The problem with relativism is that that – well – it’s relative.
No really, hear me out.
When someone says, “what is right for you is not necessarily right for me” or “what is right for culture X is not necessarily right for culture Y” they turn the world on its head without even realizing it.
For how can you push back against
evil without having a firm grasp on what evil is in the first place?
You need ethics to live – not morals.
Pragmatism and majority is not the same as right and wrong.
It turns out that a “civil” society has considered these notions deeply.
And to keep society civil – you have to live this way too – even while you quote Marx without understanding it as you sip Starbucks lattes from the comfort of your trust fund.
This brain trust had come to believe that the pragmatism of John Dewey, who had been the dominant intellectual force at Chicago in previous generations, “was vulgar, ‘relativistic,’ and self-refuting.
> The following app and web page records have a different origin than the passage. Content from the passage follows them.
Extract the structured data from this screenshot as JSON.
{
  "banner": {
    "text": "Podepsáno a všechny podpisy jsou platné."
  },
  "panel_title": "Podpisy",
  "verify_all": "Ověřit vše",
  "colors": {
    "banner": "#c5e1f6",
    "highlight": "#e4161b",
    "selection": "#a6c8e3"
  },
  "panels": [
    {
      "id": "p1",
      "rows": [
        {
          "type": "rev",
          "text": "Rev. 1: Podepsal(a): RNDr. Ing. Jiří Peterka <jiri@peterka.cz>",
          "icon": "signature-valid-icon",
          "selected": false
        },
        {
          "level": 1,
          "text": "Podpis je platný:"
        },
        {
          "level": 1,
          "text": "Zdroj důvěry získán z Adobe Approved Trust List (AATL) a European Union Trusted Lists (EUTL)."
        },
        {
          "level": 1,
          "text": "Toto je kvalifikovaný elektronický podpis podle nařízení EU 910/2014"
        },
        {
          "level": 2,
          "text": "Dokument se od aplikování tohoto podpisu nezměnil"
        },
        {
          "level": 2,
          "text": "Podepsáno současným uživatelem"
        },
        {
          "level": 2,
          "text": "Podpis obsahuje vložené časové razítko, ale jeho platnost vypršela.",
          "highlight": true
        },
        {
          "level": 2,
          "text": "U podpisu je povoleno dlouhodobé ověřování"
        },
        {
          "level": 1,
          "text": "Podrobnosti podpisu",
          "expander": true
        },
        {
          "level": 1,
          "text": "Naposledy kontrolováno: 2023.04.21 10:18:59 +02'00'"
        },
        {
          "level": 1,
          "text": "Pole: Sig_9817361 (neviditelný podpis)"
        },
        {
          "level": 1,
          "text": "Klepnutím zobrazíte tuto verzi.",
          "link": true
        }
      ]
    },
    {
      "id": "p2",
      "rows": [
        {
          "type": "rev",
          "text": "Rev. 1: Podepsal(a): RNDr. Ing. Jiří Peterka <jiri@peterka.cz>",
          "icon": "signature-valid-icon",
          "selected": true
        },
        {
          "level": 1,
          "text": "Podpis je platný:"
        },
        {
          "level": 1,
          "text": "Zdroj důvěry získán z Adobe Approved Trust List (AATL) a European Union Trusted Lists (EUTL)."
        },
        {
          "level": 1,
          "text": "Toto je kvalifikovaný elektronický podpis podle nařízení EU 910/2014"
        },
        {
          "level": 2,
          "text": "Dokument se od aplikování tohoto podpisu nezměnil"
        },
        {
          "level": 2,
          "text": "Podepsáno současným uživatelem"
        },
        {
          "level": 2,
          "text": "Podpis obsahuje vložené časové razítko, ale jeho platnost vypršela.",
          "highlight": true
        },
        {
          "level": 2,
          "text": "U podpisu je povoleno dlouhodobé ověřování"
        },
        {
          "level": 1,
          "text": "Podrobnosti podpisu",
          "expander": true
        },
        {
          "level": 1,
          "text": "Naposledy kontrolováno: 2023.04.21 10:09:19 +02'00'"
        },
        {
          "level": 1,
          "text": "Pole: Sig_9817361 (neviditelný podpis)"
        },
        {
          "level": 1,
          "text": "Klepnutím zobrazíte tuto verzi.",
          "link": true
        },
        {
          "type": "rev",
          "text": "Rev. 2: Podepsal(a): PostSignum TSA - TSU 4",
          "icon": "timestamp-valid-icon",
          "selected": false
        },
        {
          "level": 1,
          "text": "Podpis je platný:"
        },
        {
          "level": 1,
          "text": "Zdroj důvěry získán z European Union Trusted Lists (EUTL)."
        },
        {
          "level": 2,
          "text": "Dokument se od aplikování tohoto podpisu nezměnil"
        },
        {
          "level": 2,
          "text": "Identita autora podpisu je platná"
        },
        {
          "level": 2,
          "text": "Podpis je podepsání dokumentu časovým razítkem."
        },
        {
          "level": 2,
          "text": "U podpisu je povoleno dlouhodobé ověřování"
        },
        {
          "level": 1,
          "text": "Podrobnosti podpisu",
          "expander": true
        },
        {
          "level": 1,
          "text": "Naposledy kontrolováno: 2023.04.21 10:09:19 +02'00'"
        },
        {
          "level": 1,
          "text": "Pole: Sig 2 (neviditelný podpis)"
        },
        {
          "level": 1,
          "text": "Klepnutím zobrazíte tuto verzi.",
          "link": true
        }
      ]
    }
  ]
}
As they pointed out over and over again, Dewey had no absolutes.” This lack made him useless: “Only an appeal to something eternal, absolute, and good—like the God of St Thomas, or the ‘nature of human beings’ described by Aristotle—would permit one to answer the Nazis, to justify one’s choice of social democracy over fascism.”